  • Played with in Avatar: The Last Airbender; Prince Zuko finally gives up on being bad, understanding that it really hasn't worked out for him, and seems content to live peacefully. However, in one of the series' most famous moments, when the opportunity to return to his old ways in such a way that he will likely be successful, he embraces it, though he later does a complete and permanent Heel–Face Turn. The ambiguity here is that his personality during his temporary Heel–Face Turn is so radically different from his previous one that it seems likely that he's putting it on, (even if the falsehood is only subconscious and he genuinely did think he had changed). This is supported by the fact that during his later permanent redemption he is still just as brooding and hot-tempered as before, he simply became an Anti-Hero rather than an Anti-Villain. There is also the fact that, though his recidivism was brought on by outside events, they did not compel him in any way, and merely offered him the chance to fulfill his villainous goals.

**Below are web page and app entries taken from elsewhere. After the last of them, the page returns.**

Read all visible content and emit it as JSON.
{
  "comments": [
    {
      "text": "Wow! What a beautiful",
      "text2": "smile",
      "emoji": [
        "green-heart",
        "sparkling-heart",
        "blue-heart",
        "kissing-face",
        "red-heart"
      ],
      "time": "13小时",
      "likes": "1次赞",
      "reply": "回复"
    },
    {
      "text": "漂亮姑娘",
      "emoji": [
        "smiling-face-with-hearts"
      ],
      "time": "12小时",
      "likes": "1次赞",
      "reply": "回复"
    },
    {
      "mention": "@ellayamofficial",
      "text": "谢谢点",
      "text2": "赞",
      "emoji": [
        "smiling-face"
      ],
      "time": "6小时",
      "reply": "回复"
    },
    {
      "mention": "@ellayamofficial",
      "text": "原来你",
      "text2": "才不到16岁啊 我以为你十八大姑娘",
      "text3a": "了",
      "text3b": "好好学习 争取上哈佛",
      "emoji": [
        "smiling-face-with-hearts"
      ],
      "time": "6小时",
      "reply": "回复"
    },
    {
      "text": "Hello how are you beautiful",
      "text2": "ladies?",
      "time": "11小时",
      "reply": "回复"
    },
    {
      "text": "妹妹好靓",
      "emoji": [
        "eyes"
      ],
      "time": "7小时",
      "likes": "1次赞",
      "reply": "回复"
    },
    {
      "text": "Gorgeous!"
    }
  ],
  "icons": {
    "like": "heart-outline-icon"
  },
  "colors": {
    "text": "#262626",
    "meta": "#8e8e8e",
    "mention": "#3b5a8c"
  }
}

  • In Ben 10: Ultimate Alien, Charmcaster undergoes a Heel–Face Turn once she is returned to her home dimension and is able to liberate it from its tyrannical overlord. But once this only creates a power vacuum that causes everyone she freed to fight a war over the throne, she crosses back into villainy, after which she remains in the Heel–Face Revolving Door for the remainder of the following series.
  • In Elena of Avalor, when Esteban's past betrayal that he had kept secret out of shame and self-preservation is revealed, he desperately tries to genuinely apologize but keeps excusing his actions. No one buys it. His reaction to his sentence (which was originally much harsher, for the record) being to break out of jail before he can be transferred and also freeing a bunch of supervillains to protect him soon leads to both parties essentially telling him to stop trying to hold back and be good because it won't matter either way to his now-estranged family.
  • An episode of Xiaolin Showdown featured Jack Spicer going through such an event, with hints of Reformed, but Rejected from almost everyone except Omi.
  • Miraculous Ladybug: Chloe gets convinced to start taking a level in kindness in season two, with the end result being her becoming a superhero. But since she decided to blab her identity on the news, Ladybug refuses to trust her with her powers again, which leads to Hawk Moth convincing her to join him merely by offering her those powers that Ladybug defied her. And after that defeat, which causes all the other heroes in the show to be forcefully retired, Ladybug makes it clear that she is off the team FOR GOOD, with everyone else in the city now refusing to give her a chance.